### TASK
Would you please copy every line below that includes the string "Практична"?

###

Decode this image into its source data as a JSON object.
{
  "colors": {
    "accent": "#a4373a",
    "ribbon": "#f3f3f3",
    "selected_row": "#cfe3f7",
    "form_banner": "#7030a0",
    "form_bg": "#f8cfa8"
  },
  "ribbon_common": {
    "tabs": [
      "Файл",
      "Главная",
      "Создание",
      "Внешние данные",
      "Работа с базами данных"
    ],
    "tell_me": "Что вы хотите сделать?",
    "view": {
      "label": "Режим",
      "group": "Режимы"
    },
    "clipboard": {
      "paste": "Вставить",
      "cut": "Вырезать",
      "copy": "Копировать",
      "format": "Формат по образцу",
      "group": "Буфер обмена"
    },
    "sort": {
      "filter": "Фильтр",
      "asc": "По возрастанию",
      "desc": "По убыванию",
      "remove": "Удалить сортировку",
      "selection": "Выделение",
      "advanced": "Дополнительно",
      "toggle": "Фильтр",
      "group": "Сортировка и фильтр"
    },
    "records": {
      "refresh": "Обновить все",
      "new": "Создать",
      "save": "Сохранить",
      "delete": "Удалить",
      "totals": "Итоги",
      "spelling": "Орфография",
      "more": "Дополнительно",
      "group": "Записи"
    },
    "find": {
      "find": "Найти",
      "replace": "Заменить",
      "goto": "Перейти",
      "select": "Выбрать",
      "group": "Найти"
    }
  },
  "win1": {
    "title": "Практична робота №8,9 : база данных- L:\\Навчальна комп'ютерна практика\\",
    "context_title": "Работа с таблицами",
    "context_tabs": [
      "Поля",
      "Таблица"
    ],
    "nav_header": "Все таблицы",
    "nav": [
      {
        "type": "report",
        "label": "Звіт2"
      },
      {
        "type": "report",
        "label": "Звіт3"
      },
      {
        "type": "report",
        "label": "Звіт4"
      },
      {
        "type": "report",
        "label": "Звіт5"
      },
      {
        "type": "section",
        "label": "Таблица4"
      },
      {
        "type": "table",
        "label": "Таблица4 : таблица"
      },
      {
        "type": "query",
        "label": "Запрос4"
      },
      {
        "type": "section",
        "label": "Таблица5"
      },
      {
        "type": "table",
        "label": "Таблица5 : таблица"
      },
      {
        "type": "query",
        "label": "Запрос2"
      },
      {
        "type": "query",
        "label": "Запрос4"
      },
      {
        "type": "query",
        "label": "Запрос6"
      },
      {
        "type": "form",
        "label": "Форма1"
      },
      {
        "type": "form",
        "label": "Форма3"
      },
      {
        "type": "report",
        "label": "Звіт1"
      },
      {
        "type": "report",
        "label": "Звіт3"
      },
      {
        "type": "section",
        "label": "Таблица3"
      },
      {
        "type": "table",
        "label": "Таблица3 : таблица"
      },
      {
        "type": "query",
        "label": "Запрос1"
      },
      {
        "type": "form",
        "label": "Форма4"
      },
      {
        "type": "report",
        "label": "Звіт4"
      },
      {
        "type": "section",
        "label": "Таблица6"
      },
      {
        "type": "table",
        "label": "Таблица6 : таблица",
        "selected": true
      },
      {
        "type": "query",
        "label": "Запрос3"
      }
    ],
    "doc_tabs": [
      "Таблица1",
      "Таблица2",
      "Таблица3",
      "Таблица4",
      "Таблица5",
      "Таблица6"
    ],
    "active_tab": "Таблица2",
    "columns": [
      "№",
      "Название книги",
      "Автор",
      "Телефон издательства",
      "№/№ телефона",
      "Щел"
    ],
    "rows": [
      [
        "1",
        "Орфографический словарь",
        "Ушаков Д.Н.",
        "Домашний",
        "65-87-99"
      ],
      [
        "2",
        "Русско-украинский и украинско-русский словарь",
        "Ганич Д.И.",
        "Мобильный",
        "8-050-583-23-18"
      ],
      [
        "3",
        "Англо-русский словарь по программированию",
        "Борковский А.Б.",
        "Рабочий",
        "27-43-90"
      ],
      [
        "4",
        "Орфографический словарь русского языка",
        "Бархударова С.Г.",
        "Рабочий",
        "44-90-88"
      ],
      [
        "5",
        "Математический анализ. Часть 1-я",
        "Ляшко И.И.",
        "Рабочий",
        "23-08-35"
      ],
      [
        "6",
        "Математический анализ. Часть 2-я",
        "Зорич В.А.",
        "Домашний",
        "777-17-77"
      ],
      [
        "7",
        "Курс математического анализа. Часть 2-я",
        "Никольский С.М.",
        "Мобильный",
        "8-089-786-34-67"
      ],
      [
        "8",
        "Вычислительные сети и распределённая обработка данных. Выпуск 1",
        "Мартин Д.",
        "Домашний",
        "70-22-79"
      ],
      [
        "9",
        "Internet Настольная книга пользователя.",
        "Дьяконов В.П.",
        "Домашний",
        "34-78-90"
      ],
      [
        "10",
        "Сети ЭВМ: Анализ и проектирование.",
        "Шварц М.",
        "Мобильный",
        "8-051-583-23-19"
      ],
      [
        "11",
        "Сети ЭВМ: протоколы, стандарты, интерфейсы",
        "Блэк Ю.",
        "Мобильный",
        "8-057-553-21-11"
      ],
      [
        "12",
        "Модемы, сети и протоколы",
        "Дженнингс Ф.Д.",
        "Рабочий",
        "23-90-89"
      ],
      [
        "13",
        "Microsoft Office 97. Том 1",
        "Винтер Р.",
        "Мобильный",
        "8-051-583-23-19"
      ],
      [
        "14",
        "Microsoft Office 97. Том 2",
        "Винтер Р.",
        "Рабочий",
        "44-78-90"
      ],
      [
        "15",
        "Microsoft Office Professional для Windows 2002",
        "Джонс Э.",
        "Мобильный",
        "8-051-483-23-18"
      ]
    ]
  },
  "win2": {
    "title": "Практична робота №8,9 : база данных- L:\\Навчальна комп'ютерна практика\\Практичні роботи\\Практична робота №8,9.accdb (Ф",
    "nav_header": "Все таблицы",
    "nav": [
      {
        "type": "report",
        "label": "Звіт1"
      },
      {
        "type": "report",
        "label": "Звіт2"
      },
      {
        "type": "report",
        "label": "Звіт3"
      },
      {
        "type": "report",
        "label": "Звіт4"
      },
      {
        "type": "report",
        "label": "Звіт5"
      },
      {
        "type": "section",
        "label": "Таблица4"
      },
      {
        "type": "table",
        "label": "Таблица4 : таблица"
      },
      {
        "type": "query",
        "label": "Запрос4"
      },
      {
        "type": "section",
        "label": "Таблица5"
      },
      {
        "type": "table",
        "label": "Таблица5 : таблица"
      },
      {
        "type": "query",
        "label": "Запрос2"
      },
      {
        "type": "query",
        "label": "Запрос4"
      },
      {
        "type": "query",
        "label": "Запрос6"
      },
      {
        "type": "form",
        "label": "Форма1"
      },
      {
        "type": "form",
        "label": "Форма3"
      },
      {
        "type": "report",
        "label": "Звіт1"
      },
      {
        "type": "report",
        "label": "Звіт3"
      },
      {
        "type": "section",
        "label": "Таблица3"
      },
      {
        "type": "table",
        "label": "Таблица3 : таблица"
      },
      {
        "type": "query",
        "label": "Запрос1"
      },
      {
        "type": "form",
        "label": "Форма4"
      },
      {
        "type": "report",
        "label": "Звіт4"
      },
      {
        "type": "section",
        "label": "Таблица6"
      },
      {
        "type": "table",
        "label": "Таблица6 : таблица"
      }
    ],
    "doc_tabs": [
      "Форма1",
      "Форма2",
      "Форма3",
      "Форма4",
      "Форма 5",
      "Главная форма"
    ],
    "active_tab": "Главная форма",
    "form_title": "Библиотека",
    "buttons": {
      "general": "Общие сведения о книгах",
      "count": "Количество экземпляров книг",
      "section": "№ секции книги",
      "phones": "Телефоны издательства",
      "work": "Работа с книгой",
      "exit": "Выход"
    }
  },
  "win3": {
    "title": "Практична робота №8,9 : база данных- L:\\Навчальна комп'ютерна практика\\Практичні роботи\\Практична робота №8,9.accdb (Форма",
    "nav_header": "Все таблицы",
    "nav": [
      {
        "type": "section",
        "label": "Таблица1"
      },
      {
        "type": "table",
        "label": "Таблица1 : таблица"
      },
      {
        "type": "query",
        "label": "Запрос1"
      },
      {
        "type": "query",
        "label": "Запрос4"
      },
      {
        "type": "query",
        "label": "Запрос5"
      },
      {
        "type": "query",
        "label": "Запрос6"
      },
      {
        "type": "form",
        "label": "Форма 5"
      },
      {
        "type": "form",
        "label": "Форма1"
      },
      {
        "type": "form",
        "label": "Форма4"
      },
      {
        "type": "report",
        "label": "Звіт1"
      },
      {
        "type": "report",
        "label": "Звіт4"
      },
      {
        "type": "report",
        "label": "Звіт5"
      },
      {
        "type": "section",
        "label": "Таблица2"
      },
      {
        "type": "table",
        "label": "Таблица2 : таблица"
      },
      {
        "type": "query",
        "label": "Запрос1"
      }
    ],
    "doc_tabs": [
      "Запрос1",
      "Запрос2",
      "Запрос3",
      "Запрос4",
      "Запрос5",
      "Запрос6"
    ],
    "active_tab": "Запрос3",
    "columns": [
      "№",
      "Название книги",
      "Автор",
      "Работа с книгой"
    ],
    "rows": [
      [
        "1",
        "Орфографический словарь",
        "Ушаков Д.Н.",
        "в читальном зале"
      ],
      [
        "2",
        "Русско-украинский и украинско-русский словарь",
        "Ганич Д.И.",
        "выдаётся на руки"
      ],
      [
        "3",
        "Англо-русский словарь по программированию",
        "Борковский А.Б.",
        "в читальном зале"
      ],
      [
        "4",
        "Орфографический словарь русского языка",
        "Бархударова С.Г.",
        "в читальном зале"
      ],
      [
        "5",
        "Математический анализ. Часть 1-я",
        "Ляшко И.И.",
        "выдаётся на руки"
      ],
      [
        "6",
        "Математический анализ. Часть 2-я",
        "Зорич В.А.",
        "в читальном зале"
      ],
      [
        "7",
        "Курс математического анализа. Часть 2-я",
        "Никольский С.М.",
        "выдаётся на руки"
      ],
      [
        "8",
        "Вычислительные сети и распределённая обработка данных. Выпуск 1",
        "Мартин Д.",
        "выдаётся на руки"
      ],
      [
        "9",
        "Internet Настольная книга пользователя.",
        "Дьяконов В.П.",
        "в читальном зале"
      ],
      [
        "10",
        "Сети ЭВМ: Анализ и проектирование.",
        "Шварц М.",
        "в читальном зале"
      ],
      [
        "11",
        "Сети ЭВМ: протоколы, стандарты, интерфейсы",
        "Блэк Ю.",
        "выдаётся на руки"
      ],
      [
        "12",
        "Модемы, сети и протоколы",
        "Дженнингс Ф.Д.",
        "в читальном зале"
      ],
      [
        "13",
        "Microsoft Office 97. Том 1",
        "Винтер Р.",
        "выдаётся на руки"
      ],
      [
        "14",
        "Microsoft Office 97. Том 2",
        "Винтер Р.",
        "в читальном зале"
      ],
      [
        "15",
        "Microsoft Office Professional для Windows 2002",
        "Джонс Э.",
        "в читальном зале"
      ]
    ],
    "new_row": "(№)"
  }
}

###

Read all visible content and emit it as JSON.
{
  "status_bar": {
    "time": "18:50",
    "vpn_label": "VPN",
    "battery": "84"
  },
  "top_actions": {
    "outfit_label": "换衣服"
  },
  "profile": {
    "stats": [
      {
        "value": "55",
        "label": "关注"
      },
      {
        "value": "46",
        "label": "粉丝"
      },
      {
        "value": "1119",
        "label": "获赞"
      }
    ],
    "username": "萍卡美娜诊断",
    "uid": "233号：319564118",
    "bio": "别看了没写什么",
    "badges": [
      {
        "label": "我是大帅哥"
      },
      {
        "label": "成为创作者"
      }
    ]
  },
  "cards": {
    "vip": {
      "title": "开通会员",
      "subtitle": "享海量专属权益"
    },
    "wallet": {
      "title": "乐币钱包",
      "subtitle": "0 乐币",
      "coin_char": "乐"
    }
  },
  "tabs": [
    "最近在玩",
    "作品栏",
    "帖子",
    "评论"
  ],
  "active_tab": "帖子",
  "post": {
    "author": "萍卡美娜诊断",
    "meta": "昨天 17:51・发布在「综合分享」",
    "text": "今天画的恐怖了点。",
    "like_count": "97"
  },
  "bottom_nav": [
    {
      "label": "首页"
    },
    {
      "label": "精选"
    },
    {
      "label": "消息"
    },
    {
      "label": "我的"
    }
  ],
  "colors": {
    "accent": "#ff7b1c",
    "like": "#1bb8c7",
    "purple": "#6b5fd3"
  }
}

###

### YOUR RESPONSE
    "title": "Практична робота №8,9 : база данных- L:\\Навчальна комп'ютерна практика\\",
    "title": "Практична робота №8,9 : база данных- L:\\Навчальна комп'ютерна практика\\Практичні роботи\\Практична робота №8,9.accdb (Ф",
    "title": "Практична робота №8,9 : база данных- L:\\Навчальна комп'ютерна практика\\Практичні роботи\\Практична робота №8,9.accdb (Форма",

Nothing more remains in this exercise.